Backgrounder: A Special Interest at Work
by Jason Arp
What does it mean to be a community leader or a business leader in your town? In the city where I serve on the council it can mean something different than what the casual observer might think. Sadly, it can mean someone who uses the power of government to further their business interests by either extracting cash or tax subsidies or by having the state impose regulations that impede competition and consumer choice. Often both definitions are satisfied.
Recently we had an opportunity to consider the machinations of the owner of a large automobile dealership in the region as he expanded the portion of his empire in my district. This individual was one of the larger contributors to the mayor’s campaign, as highlighted in a study published in the Fall 2017 Indiana Policy Review. In years past his dealership could be sure to be awarded ample contracts to provide police cruisers and parks-department trucks.
That was as far as we expected the special-interest relationship to go. We were wrong.
As a result of that research, our city council in 2018 overcame a mayoral veto and passed “pay-to-play” legislation that prevented such large campaign donors from also being big vendors to the city. Shortly afterward, however, a lawsuit challenging the action was filed by the real estate developer for the largest car dealership owner in Northeast Indiana. The court ruled in favor of the developer in June 2019, just after an opinion was issued by the Indiana Attorney General that our legislation was unconstitutional. Perhaps coincidentally, over $30,000 in contributions were made in April and May of that year by the auto dealer and his developer to the mayor’s re-election campaign with $5,000 going to the attorney general’s campaign.
A few days after the court victory, the dealership announced plans to build a 50-acre, $80-million auto mall at the busiest intersection in my district. Nearby residents who would find their single-family neighborhood surrounded by the project contacted me in horror. With little say in the matter, they would find themselves having to drive through a commercial parking lot in order to leave home. Although unaware of the project’s details and having to vote on each aspect of the transaction independently, I was invited to a meeting by the dealer and his developer. The concerns of the neighbors, I learned, were of little matter.
I have the privilege of serving on the Redevelopment Commission as our council’s appointee. There I learned that by using Tax Increment Financing this community leader would be getting $7 million dollars of subsidy for his grand car lot. This was arranged on the questionable value stated by the developer. But extrapolating observable values of similar lots to the size of the new project, a more realistic value would set the subsidy close to one-third of the total project cost.
Remember how it works: A special interest uses the power of government to further their business interests by either extracting cash or tax subsidies or by having the state impose regulations that impede competition and consumer choice.
Indiana state code Title 9, Article 32, contains 18 chapters of regulations pertaining to dealerships, most of them applying to auto dealers. These regulations make opening a new dealership or even moving a dealership to a new location nearly impossible without friends in legislative and administrative positions in government. In this sort of environment, it makes sense to be a large contributor to nearly every legislator in the region in addition to state officials such as the secretary of state. They will make the decisions on whether or not your local business faces unfettered competition or enjoys a near monopoly.

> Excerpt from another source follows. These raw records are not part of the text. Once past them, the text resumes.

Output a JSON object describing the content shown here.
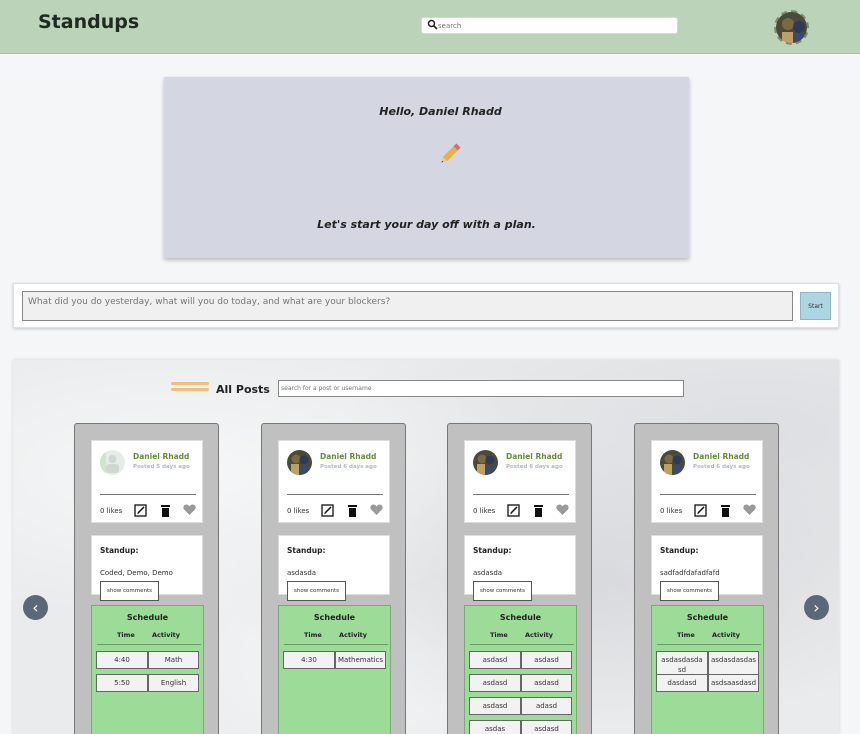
{
  "header": {
    "title": "Standups",
    "search_placeholder": "search",
    "search_icon": "search-icon",
    "avatar": "user-avatar"
  },
  "hero": {
    "greeting": "Hello, Daniel Rhadd",
    "icon": "pencil-icon",
    "tagline": "Let's start your day off with a plan."
  },
  "entry": {
    "placeholder": "What did you do yesterday, what will you do today, and what are your blockers?",
    "start_label": "Start"
  },
  "posts": {
    "title": "All Posts",
    "search_placeholder": "search for a post or username",
    "prev_label": "‹",
    "next_label": "›",
    "cards": [
      {
        "name": "Daniel Rhadd",
        "time": "Posted 5 days ago",
        "likes": "0 likes",
        "standup_label": "Standup:",
        "standup_text": "Coded, Demo, Demo",
        "comments_label": "show comments",
        "schedule_title": "Schedule",
        "time_header": "Time",
        "activity_header": "Activity",
        "rows": [
          {
            "time": "4:40",
            "activity": "Math"
          },
          {
            "time": "5:50",
            "activity": "English"
          }
        ]
      },
      {
        "name": "Daniel Rhadd",
        "time": "Posted 6 days ago",
        "likes": "0 likes",
        "standup_label": "Standup:",
        "standup_text": "asdasda",
        "comments_label": "show comments",
        "schedule_title": "Schedule",
        "time_header": "Time",
        "activity_header": "Activity",
        "rows": [
          {
            "time": "4:30",
            "activity": "Mathematics"
          }
        ]
      },
      {
        "name": "Daniel Rhadd",
        "time": "Posted 6 days ago",
        "likes": "0 likes",
        "standup_label": "Standup:",
        "standup_text": "asdasda",
        "comments_label": "show comments",
        "schedule_title": "Schedule",
        "time_header": "Time",
        "activity_header": "Activity",
        "rows": [
          {
            "time": "asdasd",
            "activity": "asdasd"
          },
          {
            "time": "asdasd",
            "activity": "asdasd"
          },
          {
            "time": "asdasd",
            "activity": "adasd"
          },
          {
            "time": "asdas",
            "activity": "asdasd"
          }
        ]
      },
      {
        "name": "Daniel Rhadd",
        "time": "Posted 6 days ago",
        "likes": "0 likes",
        "standup_label": "Standup:",
        "standup_text": "sadfadfdafadfafd",
        "comments_label": "show comments",
        "schedule_title": "Schedule",
        "time_header": "Time",
        "activity_header": "Activity",
        "rows": [
          {
            "time": "asdasdasda sd",
            "activity": "asdasdasdas"
          },
          {
            "time": "dasdasd",
            "activity": "asdsaasdasd"
          }
        ]
      }
    ]
  },
  "colors": {
    "header_bg": "#bbd3b8",
    "hero_bg": "#d4d6e2",
    "schedule_bg": "#9cdb98",
    "name_color": "#6a8a3a",
    "start_button": "#acd6e4",
    "nav_arrow": "#5b6877"
  }
}
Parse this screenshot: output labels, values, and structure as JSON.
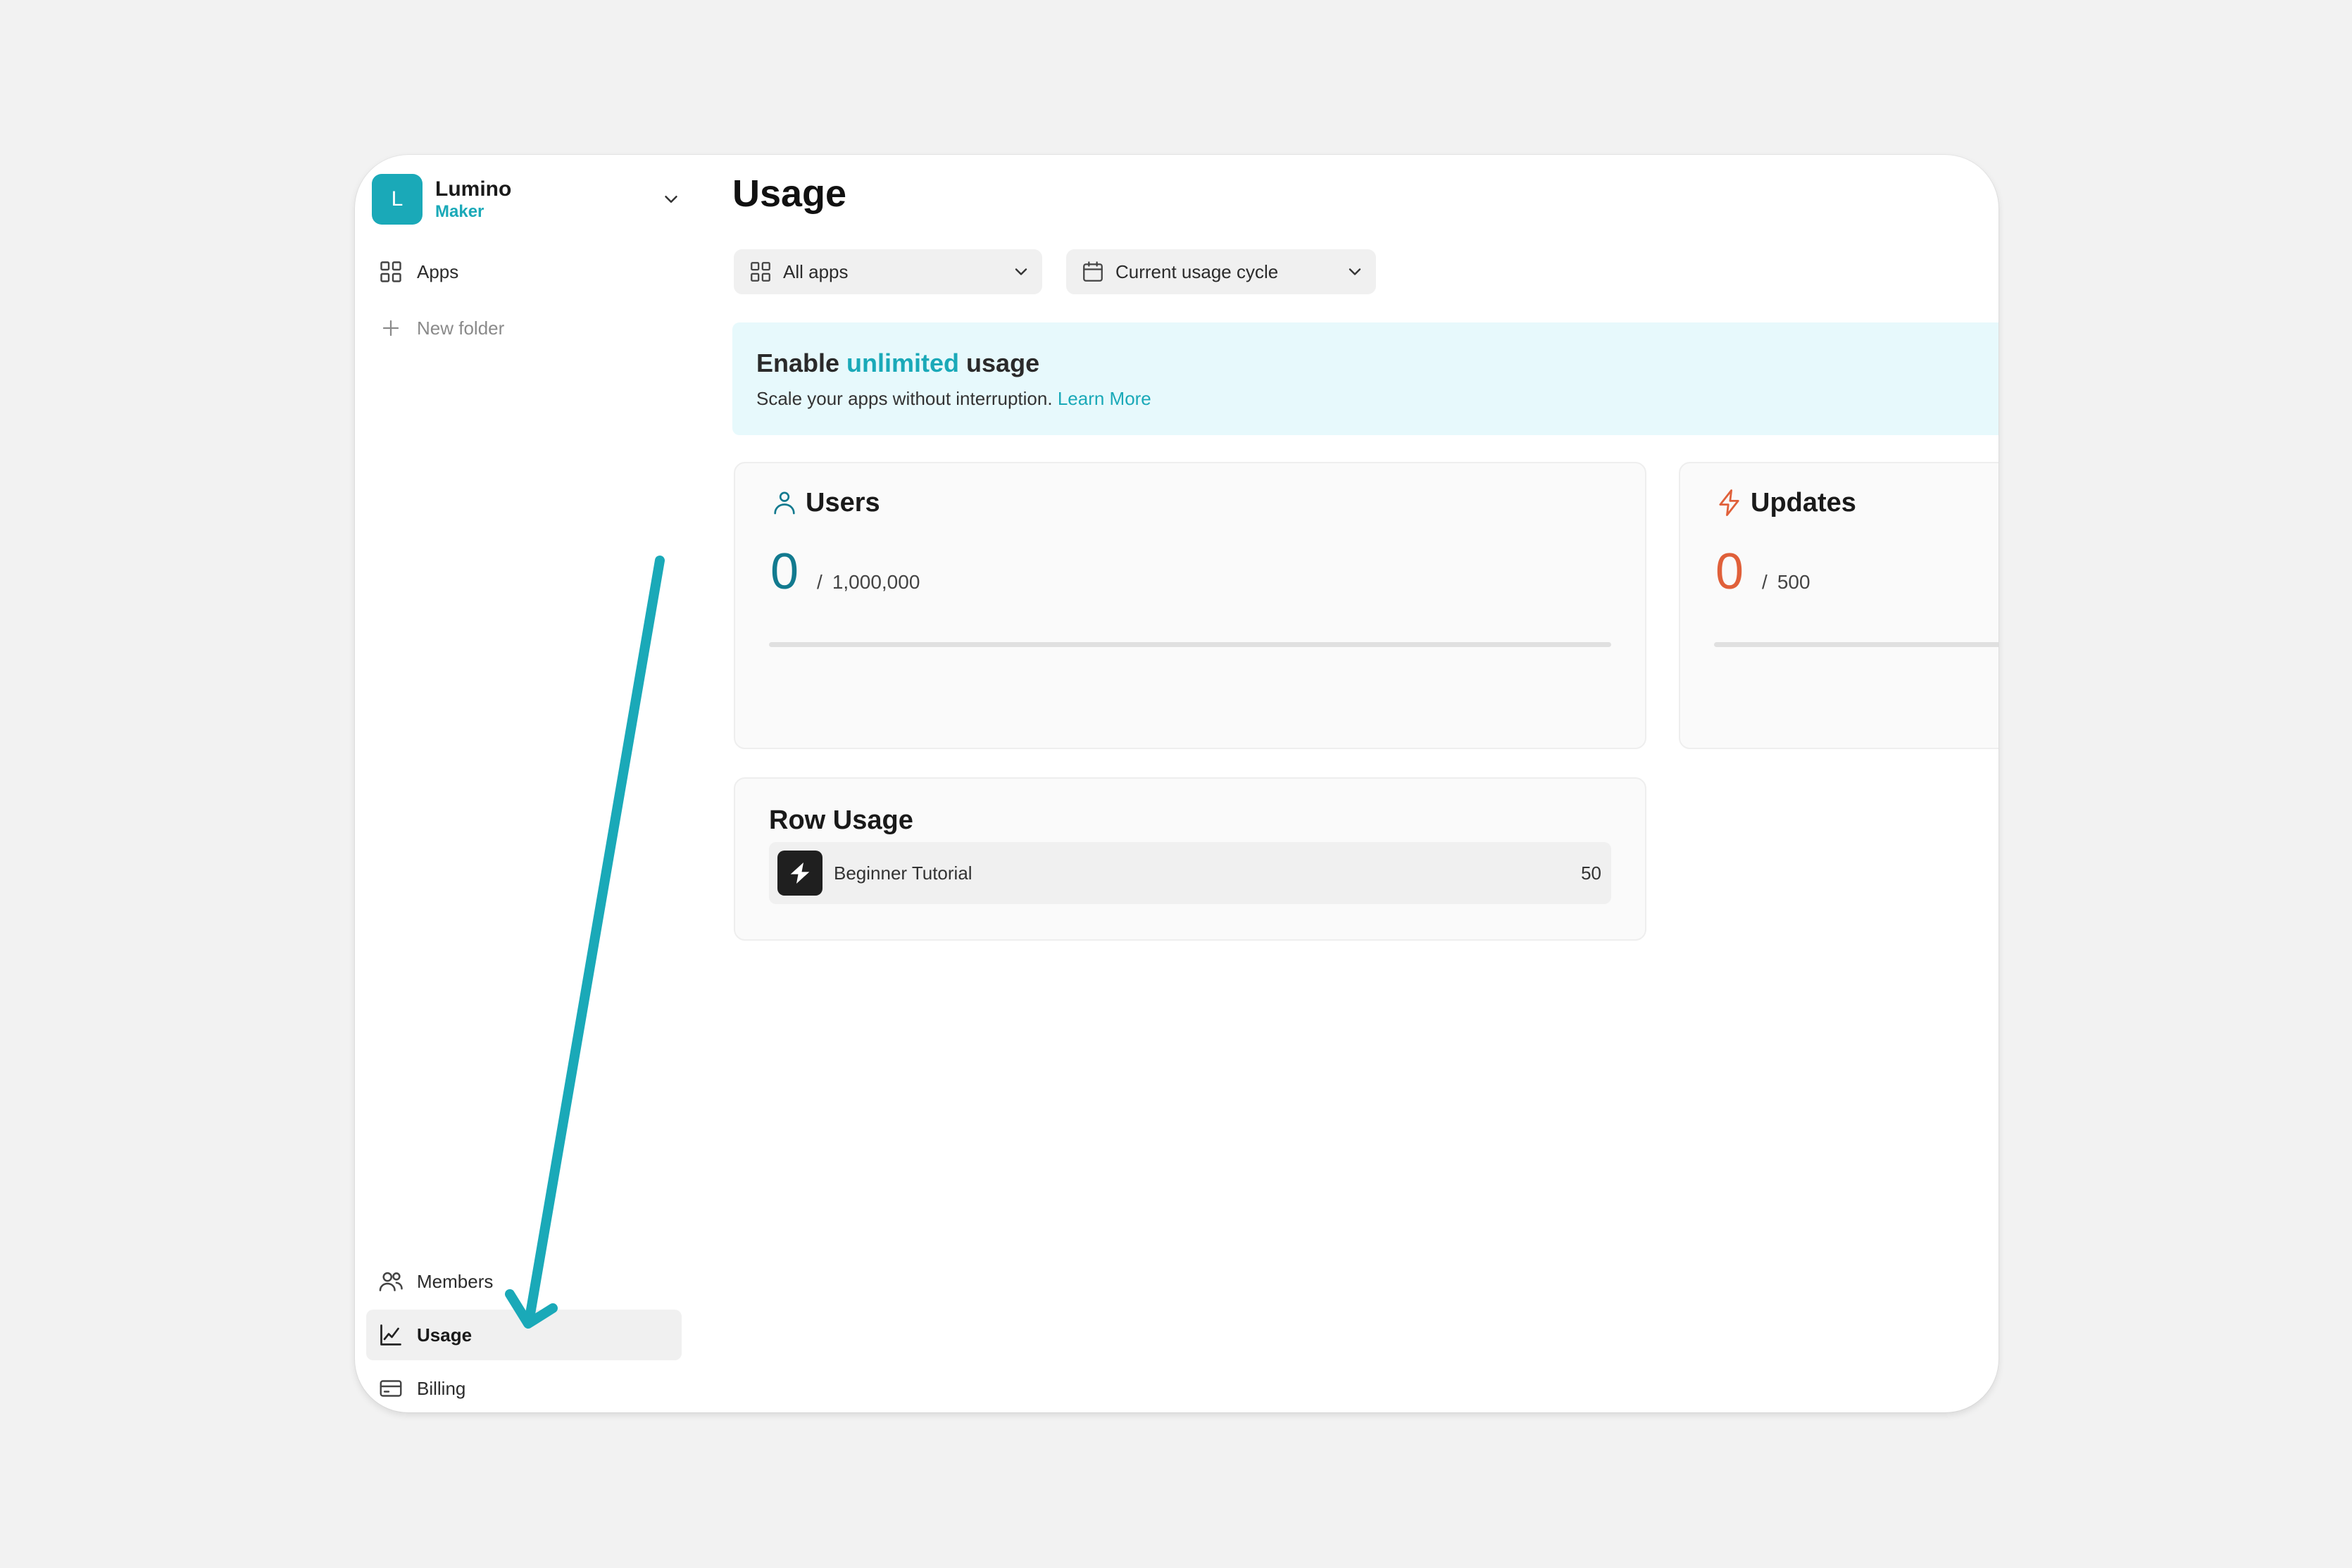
{
  "colors": {
    "accent": "#1aa9b8",
    "users_value": "#127a8f",
    "updates": "#e0603a",
    "banner_bg": "#e7f9fc",
    "annotation_arrow": "#1aa9b8"
  },
  "org": {
    "initial": "L",
    "name": "Lumino",
    "plan": "Maker",
    "menu_icon": "chevron-down-icon"
  },
  "sidebar": {
    "top_items": [
      {
        "label": "Apps",
        "icon": "grid-icon"
      },
      {
        "label": "New folder",
        "icon": "plus-icon"
      }
    ],
    "bottom_items": [
      {
        "label": "Members",
        "icon": "users-icon"
      },
      {
        "label": "Usage",
        "icon": "chart-line-icon",
        "active": true
      },
      {
        "label": "Billing",
        "icon": "credit-card-icon"
      }
    ]
  },
  "main": {
    "title": "Usage",
    "filters": [
      {
        "label": "All apps",
        "icon": "grid-icon"
      },
      {
        "label": "Current usage cycle",
        "icon": "calendar-icon"
      }
    ],
    "banner": {
      "title_before": "Enable ",
      "title_highlight": "unlimited",
      "title_after": " usage",
      "subtitle": "Scale your apps without interruption.",
      "link": "Learn More"
    },
    "stats": [
      {
        "title": "Users",
        "icon": "user-icon",
        "value": "0",
        "separator": "/",
        "limit": "1,000,000",
        "progress": 0
      },
      {
        "title": "Updates",
        "icon": "lightning-icon",
        "value": "0",
        "separator": "/",
        "limit": "500",
        "progress": 0
      }
    ],
    "row_usage": {
      "title": "Row Usage",
      "items": [
        {
          "name": "Beginner Tutorial",
          "count": "50",
          "icon": "bolt-logo-icon"
        }
      ]
    }
  }
}
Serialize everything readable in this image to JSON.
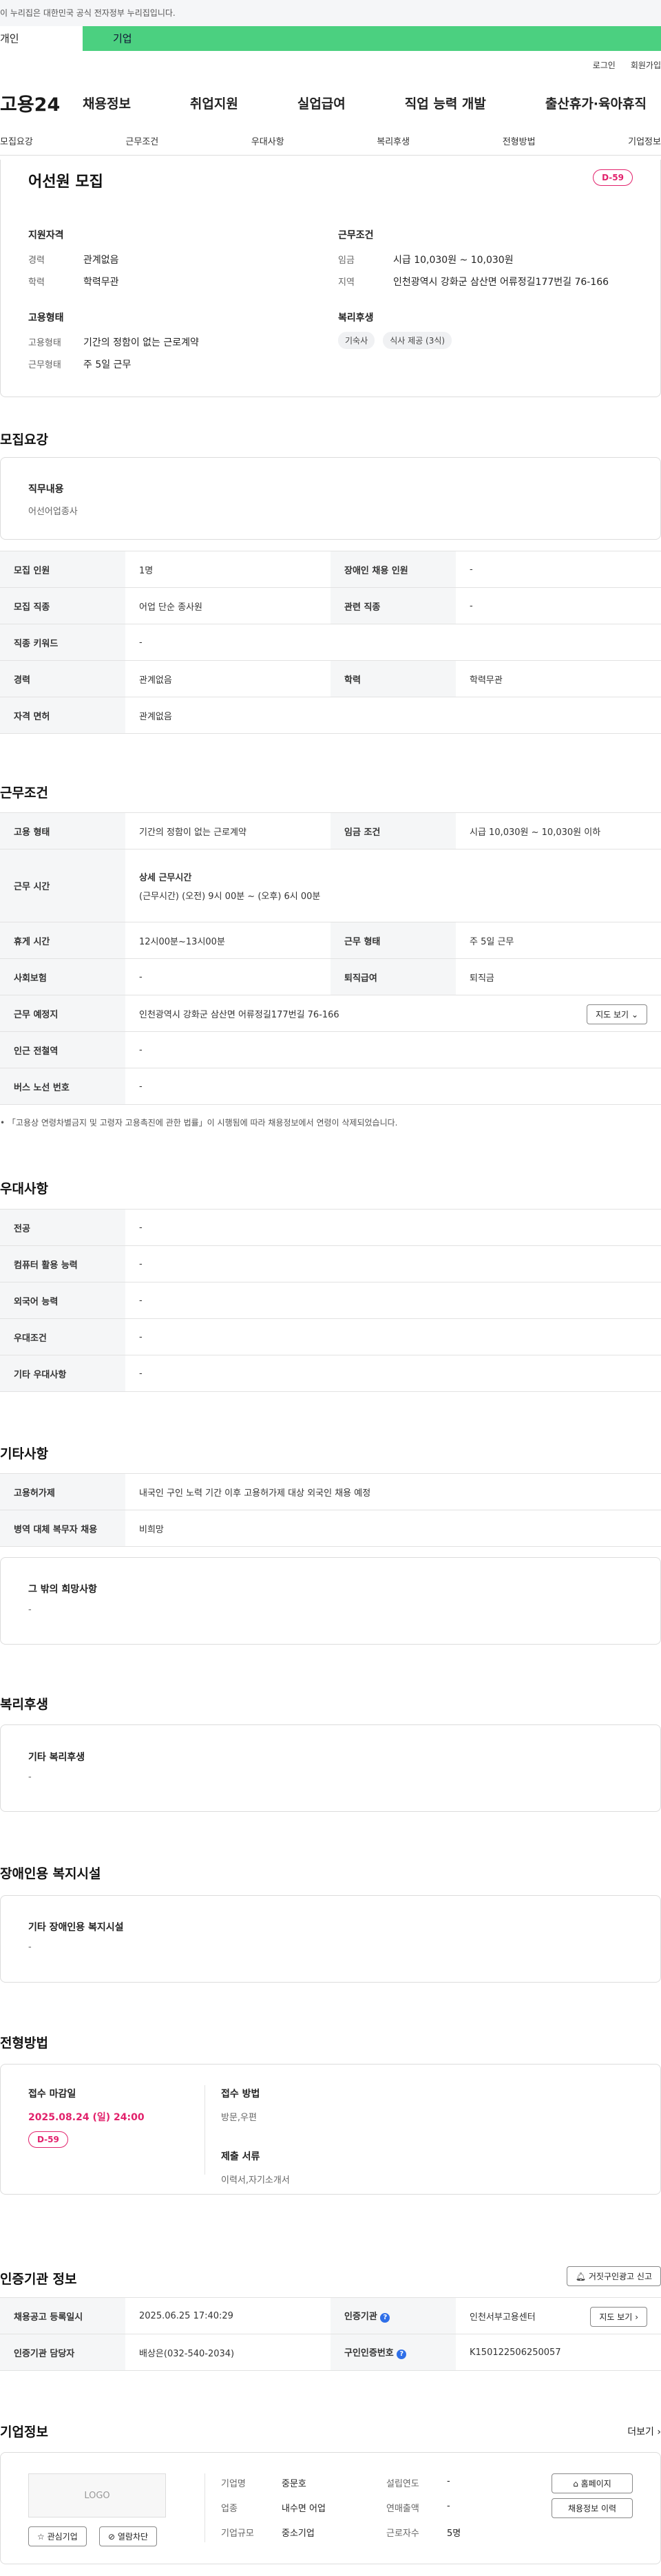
{
  "top": {
    "gov_notice": "이 누리집은 대한민국 공식 전자정부 누리집입니다.",
    "tab_individual": "개인",
    "tab_company": "기업",
    "util_login": "로그인",
    "util_join": "회원가입",
    "logo": "고용24",
    "gnb": [
      "채용정보",
      "취업지원",
      "실업급여",
      "직업 능력 개발",
      "출산휴가·육아휴직"
    ],
    "lnb": [
      "모집요강",
      "근무조건",
      "우대사항",
      "복리후생",
      "전형방법",
      "기업정보"
    ]
  },
  "summary": {
    "title": "어선원 모집",
    "dday": "D-59",
    "qual_title": "지원자격",
    "career_label": "경력",
    "career_value": "관계없음",
    "edu_label": "학력",
    "edu_value": "학력무관",
    "emp_title": "고용형태",
    "emptype_label": "고용형태",
    "emptype_value": "기간의 정함이 없는 근로계약",
    "worktype_label": "근무형태",
    "worktype_value": "주 5일 근무",
    "cond_title": "근무조건",
    "wage_label": "임금",
    "wage_value": "시급 10,030원 ~ 10,030원",
    "region_label": "지역",
    "region_value": "인천광역시 강화군 삼산면 어류정길177번길 76-166",
    "welfare_title": "복리후생",
    "tags": [
      "기숙사",
      "식사 제공 (3식)"
    ]
  },
  "recruit": {
    "title": "모집요강",
    "job_label": "직무내용",
    "job_value": "어선어업종사",
    "rows": {
      "headcount_label": "모집 인원",
      "headcount_value": "1명",
      "disabled_label": "장애인 채용 인원",
      "disabled_value": "-",
      "category_label": "모집 직종",
      "category_value": "어업 단순 종사원",
      "related_label": "관련 직종",
      "related_value": "-",
      "keyword_label": "직종 키워드",
      "keyword_value": "-",
      "career_label": "경력",
      "career_value": "관계없음",
      "edu_label": "학력",
      "edu_value": "학력무관",
      "license_label": "자격 면허",
      "license_value": "관계없음"
    }
  },
  "conditions": {
    "title": "근무조건",
    "emptype_label": "고용 형태",
    "emptype_value": "기간의 정함이 없는 근로계약",
    "wagecond_label": "임금 조건",
    "wagecond_value": "시급 10,030원 ~ 10,030원 이하",
    "worktime_label": "근무 시간",
    "worktime_sub": "상세 근무시간",
    "worktime_value": "(근무시간) (오전) 9시 00분 ~ (오후) 6시 00분",
    "rest_label": "휴게 시간",
    "rest_value": "12시00분~13시00분",
    "workform_label": "근무 형태",
    "workform_value": "주 5일 근무",
    "insurance_label": "사회보험",
    "insurance_value": "-",
    "severance_label": "퇴직급여",
    "severance_value": "퇴직금",
    "place_label": "근무 예정지",
    "place_value": "인천광역시 강화군 삼산면 어류정길177번길 76-166",
    "map_button": "지도 보기",
    "station_label": "인근 전철역",
    "station_value": "-",
    "bus_label": "버스 노선 번호",
    "bus_value": "-",
    "note": "「고용상 연령차별금지 및 고령자 고용촉진에 관한 법률」이 시행됨에 따라 채용정보에서 연령이 삭제되었습니다."
  },
  "preference": {
    "title": "우대사항",
    "major_label": "전공",
    "major_value": "-",
    "computer_label": "컴퓨터 활용 능력",
    "computer_value": "-",
    "language_label": "외국어 능력",
    "language_value": "-",
    "cond_label": "우대조건",
    "cond_value": "-",
    "etc_label": "기타 우대사항",
    "etc_value": "-"
  },
  "other": {
    "title": "기타사항",
    "permit_label": "고용허가제",
    "permit_value": "내국인 구인 노력 기간 이후 고용허가제 대상 외국인 채용 예정",
    "military_label": "병역 대체 복무자 채용",
    "military_value": "비희망",
    "hope_label": "그 밖의 희망사항",
    "hope_value": "-"
  },
  "welfare": {
    "title": "복리후생",
    "label": "기타 복리후생",
    "value": "-"
  },
  "disability": {
    "title": "장애인용 복지시설",
    "label": "기타 장애인용 복지시설",
    "value": "-"
  },
  "process": {
    "title": "전형방법",
    "deadline_label": "접수 마감일",
    "deadline_value": "2025.08.24 (일) 24:00",
    "dday": "D-59",
    "method_label": "접수 방법",
    "method_value": "방문,우편",
    "docs_label": "제출 서류",
    "docs_value": "이력서,자기소개서"
  },
  "cert": {
    "title": "인증기관 정보",
    "report_button": "거짓구인광고 신고",
    "reg_label": "채용공고 등록일시",
    "reg_value": "2025.06.25 17:40:29",
    "agency_label": "인증기관",
    "agency_value": "인천서부고용센터",
    "map_button": "지도 보기",
    "manager_label": "인증기관 담당자",
    "manager_value": "배상은(032-540-2034)",
    "authno_label": "구인인증번호",
    "authno_value": "K150122506250057"
  },
  "company": {
    "title": "기업정보",
    "more": "더보기",
    "logo": "LOGO",
    "fav_button": "관심기업",
    "block_button": "열람차단",
    "name_label": "기업명",
    "name_value": "중문호",
    "industry_label": "업종",
    "industry_value": "내수면 어업",
    "size_label": "기업규모",
    "size_value": "중소기업",
    "founded_label": "설립연도",
    "founded_value": "-",
    "sales_label": "연매출액",
    "sales_value": "-",
    "staff_label": "근로자수",
    "staff_value": "5명",
    "homepage_button": "홈페이지",
    "jobs_button": "채용정보 이력"
  }
}
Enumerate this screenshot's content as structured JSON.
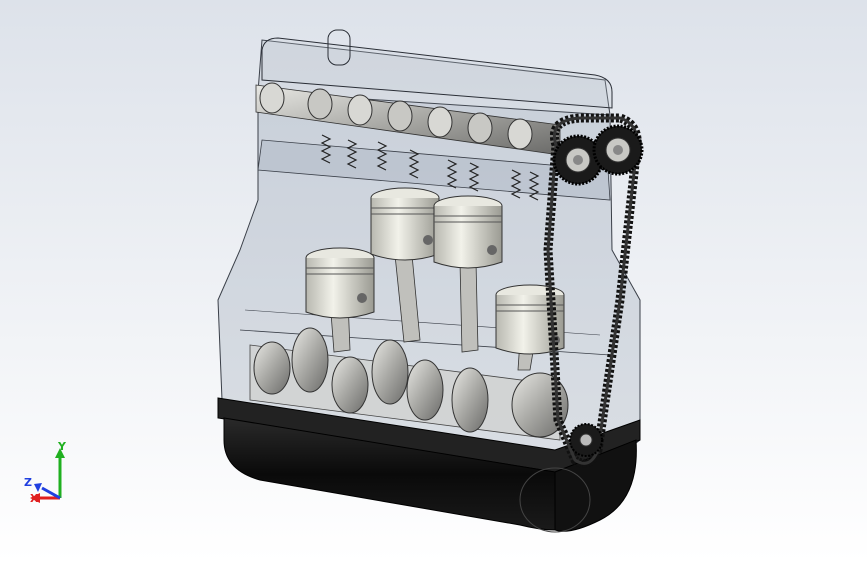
{
  "viewport": {
    "background_top": "#dde2ea",
    "background_bottom": "#ffffff"
  },
  "triad": {
    "x_label": "X",
    "y_label": "Y",
    "z_label": "Z",
    "x_color": "#e02020",
    "y_color": "#20b020",
    "z_color": "#2040e0"
  }
}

The auto-dealer cartel is a big influencer in Indiana politics. (To give you an idea of the scope of that influence, a couple of years ago in a television interview our business leader-auto dealer spoke of his friendship with a former U.S. President.)
In our most recent council meeting, the business leader-auto dealer was among those requesting an investigation into why another large economic development project that he favors had stalled. The necessary resolution passed a committee vote but this week it appeared dead. What happened?
An amendment was added expanding the scope of the investigation to allow discovery of all special interests involved in the project — including business leader-auto dealers.
Jason Arp, for nine years a trader in mortgaged-backed securities for Bank of America, was reelected last year to his second term representing the 4th District on the Fort Wayne City Council. Arp has served on the Redevelopment Commission, the Community Legacy Investment Committee and as co-chair of the Finance Committee of the Common Council.